Before you buy worms off the internet... (click here)
A sale ending TOMORROW includes my Skintervention Guide!
Email Mondays are always pitch-free, so for details (along with
a FREE look at 7 pages of the Skintervention Guide),click here!
Don't get MARGARINED!
Questions to ask at restaurants...
again and again and again.
Most of us know how to avoid that pesky neolithic agent of doom: modern wheat.
We know to ask for a gluten-free menu, and to inquire as to the ingredients in sauces, marinades and dressings.
We believe the earth AND our bodies are better off without that indiscriminate, ubiquitous, hybridized gluten hit. (At least, until a cheat day comes along. Amiright?)
We know that even the most Caveman-friendly indulgence - SWEET POTATO FRIES - are often dusted in flour to make 'em crispy. (And if you didn't know, now ya do. Sorry.)
But what about the kissing cousin to modern wheat? What about...
Most of our kitchens are stocked with coconut oil, lard, tallow, butter or ghee. These stable, healthy, damage-resistant fats are fabulous home-cooking staples.
But when we're in the average restaurant, there's just no avoiding those...
See, the gluten-free movement is in full force. It's easier to avoid wheat than ever. But vegetable oils are STILL considered a-OK in mainstream culture. Healthy, even. Not dangerous.
Vegetable oils are highly processed and incredibly unstable. They're NOT made from vegetables, either. They just call 'em that because it sounds good. Vegetable oils are generally derived from corn (a grain), soy (a legume), or Canola (a...umm...what is a Canola again?)
These are mass-produced crops, and their oils are mass-produced by-products.
Click here for a delightful little video on how Canola oil is made - er, processed - into oblivion. (Would you want to eat something that had been through that?)
And they're all like that.
Vegetable oils are dangerous in large part because they're so highly processed, and because they're a source of "oxidized PUFA."
(If you're interested in what that means, start here.)
Luckily, it's easy to sleuth out vegetable oils at restaurants. You don't have to feel like you're being aggressive or obnoxious.
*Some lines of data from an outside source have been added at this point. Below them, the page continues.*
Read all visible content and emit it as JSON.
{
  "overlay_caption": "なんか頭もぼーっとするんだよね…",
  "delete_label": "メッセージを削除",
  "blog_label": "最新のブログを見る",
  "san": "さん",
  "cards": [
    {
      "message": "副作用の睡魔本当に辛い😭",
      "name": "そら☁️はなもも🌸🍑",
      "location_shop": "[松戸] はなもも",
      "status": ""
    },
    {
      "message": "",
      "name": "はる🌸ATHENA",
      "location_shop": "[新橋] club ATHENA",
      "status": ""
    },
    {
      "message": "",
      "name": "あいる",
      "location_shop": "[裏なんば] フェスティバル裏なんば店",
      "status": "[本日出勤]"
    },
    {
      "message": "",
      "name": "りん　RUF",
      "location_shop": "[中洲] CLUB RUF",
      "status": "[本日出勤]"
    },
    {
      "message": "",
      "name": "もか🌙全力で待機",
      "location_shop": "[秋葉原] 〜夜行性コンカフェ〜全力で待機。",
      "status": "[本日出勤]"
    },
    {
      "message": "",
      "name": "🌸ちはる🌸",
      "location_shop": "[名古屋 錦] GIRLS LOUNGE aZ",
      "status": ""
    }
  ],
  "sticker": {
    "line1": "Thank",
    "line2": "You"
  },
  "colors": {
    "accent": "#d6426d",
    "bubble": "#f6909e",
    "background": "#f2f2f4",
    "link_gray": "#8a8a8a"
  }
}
This is your HEALTH. Just let 'em know it's important to you, and maybe tack a few extra sheckles onto the tip for good measure.
Here's what to ask at restaurants:
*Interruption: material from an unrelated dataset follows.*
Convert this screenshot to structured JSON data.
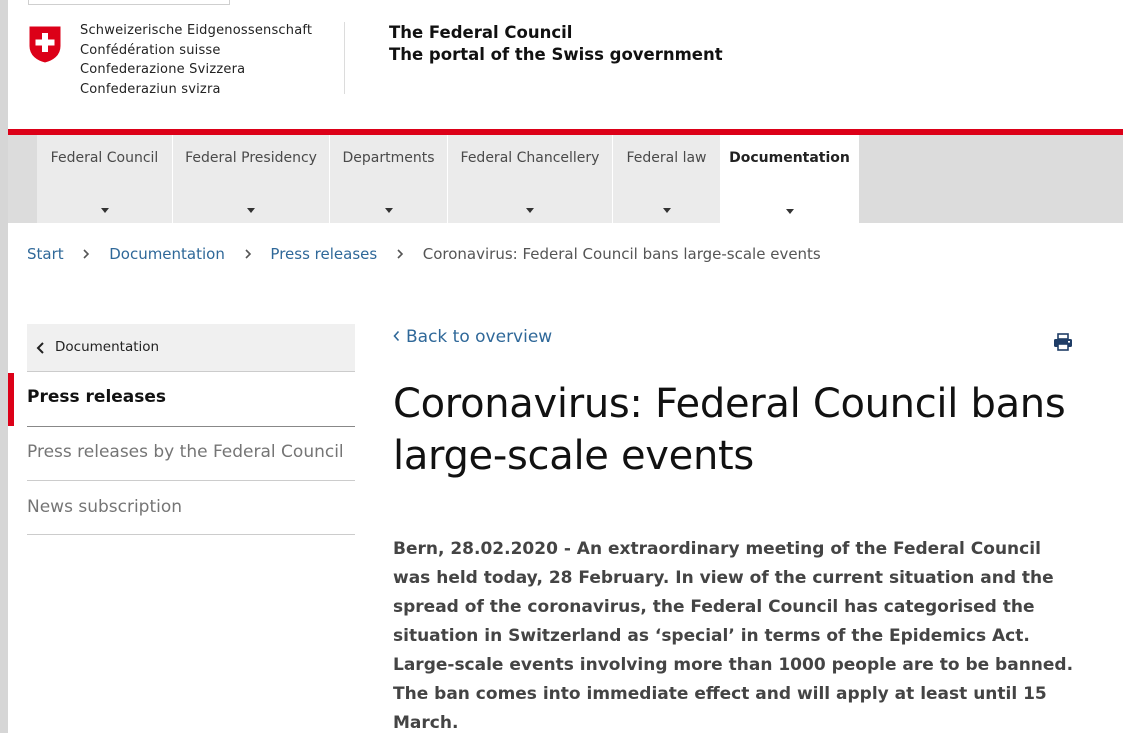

>> "Do you use soybean, canola, or corn oil to cook with?"
(If the answer is yes, order something baked. Better yet, bring your own mini bottle of a favorite HEALTHY fat for flavor.)
There's a good chance that your server won't know, however...
So here's the follow-up question:
>> "is your cooking oil in a big, plastic, see-through jug?"
If it is, there's a 99% chance it's an unsafe, damaged "vegetable oil." Even if they think it's olive oil. Order something baked.
Now, on to the reason we're all here.
I said aaaallll that so I could EMPHASIZE why this next Real Food Faker is so gnarly. Why it's so dangerous. And why you NEVER want to become its victim.
I'm talking about MARGARINE.
Don't get MARGARINE-D!
Here's the unfortunate truth: many restaurants these days - heck, many people these days - don't know the difference between butter and margarine. Businesses order boxes of Land O' Lakes, and they don't know whether it's from a cow or from a factory.
You may ask for butter. But they might bring you margarine. They might cook with margarine. They might bring you a lovely little ramekin of it, or they might bring you a non-descript little foil package of unlabeled who-knows-what.
Why is this so horrifying?
Because not only is margarine MADE from vegetable oils - often several kinds of vegetable oils - but it's also filled with emulsifiers, stabilizers, colorants and additives.
Some margarines are even made with partially hydrogenated oils. This means TRANS FAT. And trans fat is extremely dangerous!
Compare this to butter, which comes from one source (a cow), which has a long history in the human diet, and which is - contrary to popular belief - quite good for you...
And while butter from pasture-raised, grass-fed cows is leaps and bounds better than any other, even the lowest-quality butter is far superior to the best-quality margarine.
So here's what to ask...again and again until you're SURE you've got an accurate answer:
>> "Do you all use butter or margarine?"
No matter what their answer, follow up with:
>> "Sometimes it's hard to tell. Would you mind double-checking?"
If you're able to see the package and verify the ONE ingredient is CREAM, you're good to go.
If you CAN'T see the packaging, ask...
>> "Does the package say 'Butter...' or 'Butter Substitute?'"
(as if there's a substitute for butter!)
Sometimes this'll turn on a light bulb. They'll wonder: did I see the word "Butter?" Or did it actually say "Butter Substitute?"
And if things are still murky after the double-double check...
...order something baked and add some flavorful fat that you brought from home.